  • Cultural capital seems more relevant now with neoliberal education policies – marketisation (and free schools) gave parents and schools more freedom – middle class parents and schools use this freedom to exlude the working classes.

  • Social capital theory is useful in explaning the punishingly depressing fact that privately educated children often use their social networks to get internships to get them into the ‘professions’.

  • Unlike cultural deprivation theory Bourdieu etc. do not see working class culture as inferior or blame the working classes for the failure of their children.

  • The theory links indside and outside school factors – middle class families and middle class schools work together to exlude working class children (espeically see Ball’s idea about the school-parent alliance).

  • The theory may be more relevant now with the establishment of Free Schools – Only middle class parents really have the cultural capital necessary to set up Free Schools.

Criticisms/ Limitations of Cultural Capital Theory

  • Most statistical research suggests material deprivation and economic capital are more significant factors than cultural capital in explaining class differences in educational achievement.

  • It may be unfair to blame schools for being biased against working class children – many schools put extra resources into helping working class children.

  • From a research methods point of view, it is more difficult to research and test out some aspects of cultural capital theory – how do you measure the effect of piano lessons on educational achievement for example?

  • If cultural deprivation theory is true – there are no practical solutions to reducing class inequalities in education within the existing system – more radical (revolutionary?) changes are necessary.

Cultural Capital Theory – A Summary of The Key Ideas:

  • Marxist Theory

  • Middle Class Socialisation = Cultural Advantage– Literature, Classical Music and Museums

  • Middle Class Parents better educated = help with homework/ University seen as necessary

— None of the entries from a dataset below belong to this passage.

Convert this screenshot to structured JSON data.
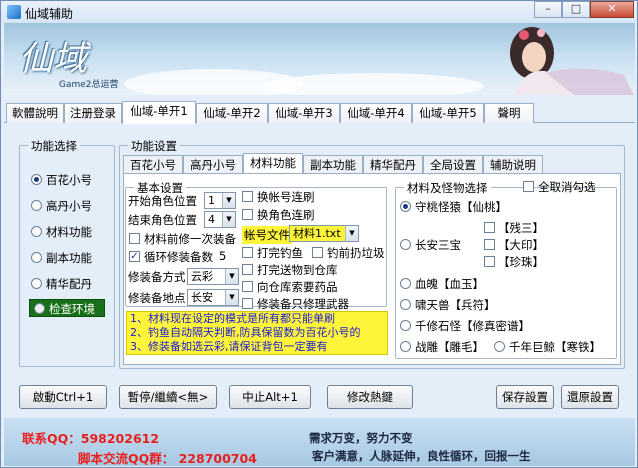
{
  "window": {
    "title": "仙域辅助",
    "min": "–",
    "max": "□",
    "close": "✕"
  },
  "banner": {
    "logo": "仙域",
    "subtitle": "Game2总运营"
  },
  "tabs": [
    "軟體說明",
    "注册登录",
    "仙域-单开1",
    "仙域-单开2",
    "仙域-单开3",
    "仙域-单开4",
    "仙域-单开5",
    "聲明"
  ],
  "left_group": {
    "title": "功能选择",
    "items": [
      "百花小号",
      "高丹小号",
      "材料功能",
      "副本功能",
      "精华配丹"
    ],
    "selected": 0,
    "status_label": "检查环境"
  },
  "settings": {
    "title": "功能设置",
    "tabs": [
      "百花小号",
      "高丹小号",
      "材料功能",
      "副本功能",
      "精华配丹",
      "全局设置",
      "辅助说明"
    ],
    "active_tab": 2
  },
  "basic": {
    "title": "基本设置",
    "start_pos_label": "开始角色位置",
    "start_pos_value": "1",
    "end_pos_label": "结束角色位置",
    "end_pos_value": "4",
    "material_first": "材料前修一次装备",
    "cycle_repair_label": "循环修装备数",
    "cycle_repair_value": "5",
    "repair_mode_label": "修装备方式",
    "repair_mode_value": "云彩",
    "repair_place_label": "修装备地点",
    "repair_place_value": "长安",
    "switch_account": "换帐号连刷",
    "switch_char": "换角色连刷",
    "account_file_label": "帐号文件",
    "account_file_value": "材料1.txt",
    "fish_done": "打完钓鱼",
    "fish_discard": "钓前扔垃圾",
    "send_to_storage": "打完送物到仓库",
    "request_potion": "向仓库索要药品",
    "backup_repair": "修装备只修理武器"
  },
  "notes": [
    "1、材料现在设定的模式是所有都只能单刷",
    "2、钓鱼自动隔天判断,防具保留数为百花小号的",
    "3、修装备如选云彩,请保证背包一定要有"
  ],
  "material": {
    "title": "材料及怪物选择",
    "select_all": "全取消勾选",
    "options": [
      "守桃怪猿【仙桃】",
      "长安三宝",
      "血魄【血玉】",
      "啸天兽【兵符】",
      "千修石怪【修真密谱】",
      "战雕【雕毛】",
      "千年巨鲸【寒铁】"
    ],
    "selected": 0,
    "sub_items": [
      "【残三】",
      "【大印】",
      "【珍珠】"
    ]
  },
  "buttons": {
    "start": "啟動Ctrl+1",
    "pause": "暫停/繼續<無>",
    "stop": "中止Alt+1",
    "modify_hotkey": "修改熱鍵",
    "save": "保存設置",
    "restore": "還原設置"
  },
  "footer": {
    "qq_contact": "联系QQ：598202612",
    "qq_group": "脚本交流QQ群： 228700704",
    "slogan1": "需求万变，努力不变",
    "slogan2": "客户满意，人脉延伸，良性循环，回报一生"
  },
  "colors": {
    "accent": "#183a8a",
    "footer_red": "#e8201e",
    "notes_bg": "#fef43a",
    "status_bg": "#1a6f1a"
  }
}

  • Stephen Ball – Skilled Choosers and the School Parent Alliance

  • Social Capital = Internship in friends Dad’s Law Firm = UNFAIR

  • Positive Evaluation – Blames the middle classes/ More relevant with 1988 and Free Schools

  • Negative Evaluation – Money matters more/ no practical solutions to WC failure.

Examples of Cultural Capital in Action

  • Parents encouraging their children to read.

  • Parents taking their children on a trip to a museum.

  • Parents taking their children on a cultural sight seeing tour abroad.

  • Parents encouraging their children to learn the Piano.

  • Parents helping their children with homework.

  • Parents using their research skills to research which school to send their child to.

  • Parents phoning the school to get their children extra support lessons.

  • Parents taking their child for a dyslexia test to get them extra time in exams.